CERAWeek: New coal plants, "swimming upstream"

CMS Energy president and CEO David Joos says most of his company’s coal plant fleet is 50 years old, but it’s no golden anniversary.
The Michigan-based company needs to build new plants not to meet demand, since demand is expected to grow by only three-tenths of a percent through 2025. But the aging infrastructure needs to be replaced with newer, more efficient plants.
And yes, he eyes coal plants despite the political unpopularity of coal’s greenhouse gas emissions. Most of Michigan’s power plants are coal-fired.
“Our belief is, coal does make sense,” Joos said, largely because it provides half the nation’s power and the U.S. has more coal reserves than any other country.
“We simply cannot abandon coal. But we do need to determine what is the environmentally acceptable way to use coal in the future,” he said.
But he said overcoming the hurdles to building a new coal plant amid environmental concerns is like “swimming upstream.”
CMS had targeted a new 800-megawatt plant for Bay City, Mich. because it already has an older plant there that needs to be replaced, and the geology at the site lends itself to carbon capture and storage–injecting carbon emissions underground rather than allowing them to spew into the air.

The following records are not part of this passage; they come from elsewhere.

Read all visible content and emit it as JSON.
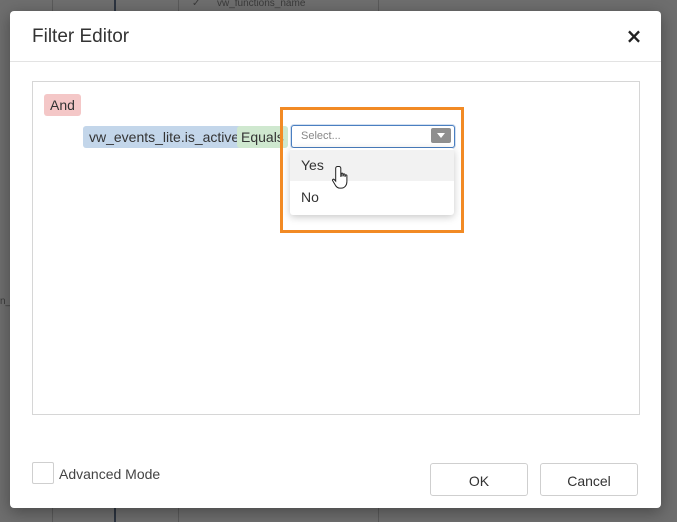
{
  "background": {
    "visible_text": "vw_functions_name",
    "left_text": "n_"
  },
  "dialog": {
    "title": "Filter Editor",
    "close_label": "×"
  },
  "filter": {
    "group_operator": "And",
    "field": "vw_events_lite.is_active",
    "operator": "Equals",
    "value_placeholder": "Select...",
    "options": [
      "Yes",
      "No"
    ],
    "hovered_option": "Yes"
  },
  "footer": {
    "advanced_mode_label": "Advanced Mode",
    "advanced_mode_checked": false,
    "ok_label": "OK",
    "cancel_label": "Cancel"
  },
  "colors": {
    "highlight": "#f28a24",
    "and_chip": "#f4c7c7",
    "field_chip": "#c3d6ea",
    "operator_chip": "#cfe8cf",
    "select_border": "#4a7fc1"
  }
}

However, this week CMS postponed the plant’s startup to 2017 from 2015 because of regulatory delays and a request from Michigan Gov. Jennifer Granholm to conduct more review on new coal plants.

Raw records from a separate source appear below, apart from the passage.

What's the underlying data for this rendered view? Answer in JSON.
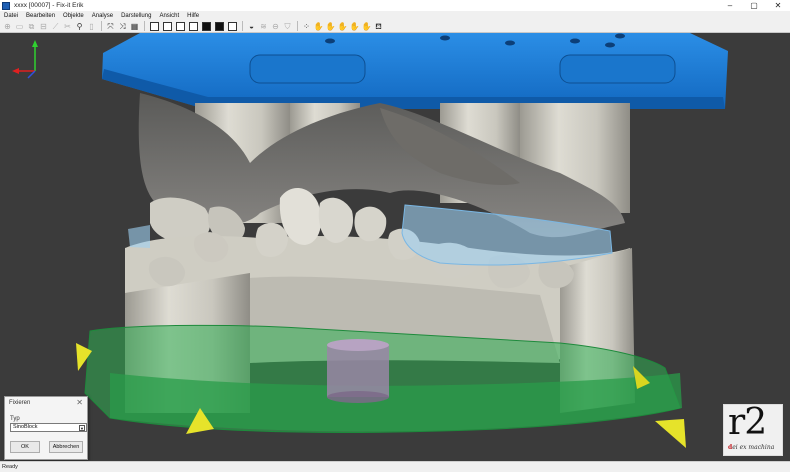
{
  "window": {
    "title": "xxxx [00007] - Fix-it Erik",
    "controls": [
      "–",
      "▢",
      "✕"
    ]
  },
  "menu": {
    "items": [
      "Datei",
      "Bearbeiten",
      "Objekte",
      "Analyse",
      "Darstellung",
      "Ansicht",
      "Hilfe"
    ]
  },
  "toolbar": {
    "icons": [
      "rotate-icon",
      "select-icon",
      "copy-icon",
      "align-icon",
      "measure-icon",
      "zoom-icon",
      "fit-icon",
      "expand-icon",
      "collapse-icon",
      "grid-icon",
      "view-front-icon",
      "view-back-icon",
      "view-left-icon",
      "view-right-icon",
      "view-top-icon",
      "view-bottom-icon",
      "disc-icon",
      "layer-icon",
      "model-icon",
      "hand-icon",
      "hand2-icon",
      "hand3-icon",
      "hand4-icon",
      "hand5-icon",
      "cup-icon"
    ]
  },
  "dialog": {
    "title": "Fixieren",
    "close": "✕",
    "type_label": "Typ",
    "type_value": "SinoBlock",
    "ok_label": "OK",
    "cancel_label": "Abbrechen"
  },
  "status": {
    "text": "Ready"
  },
  "logo": {
    "main": "r2",
    "accent": "d",
    "tagline": "ei ex machina"
  },
  "colors": {
    "articulator_blue": "#1d7fd6",
    "fixation_green": "#2fae52",
    "marker_yellow": "#e6e32a",
    "model_stone": "#d8d6cc",
    "pin_purple": "#9a86a6",
    "viewport_bg": "#3b3b3b"
  }
}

Joos said the key to the Bay City project is that it would replace older, less efficient plants as well as provide geology conducive to carbon capture “and ultimately result in a significant improvement in our overall carbon footprint.”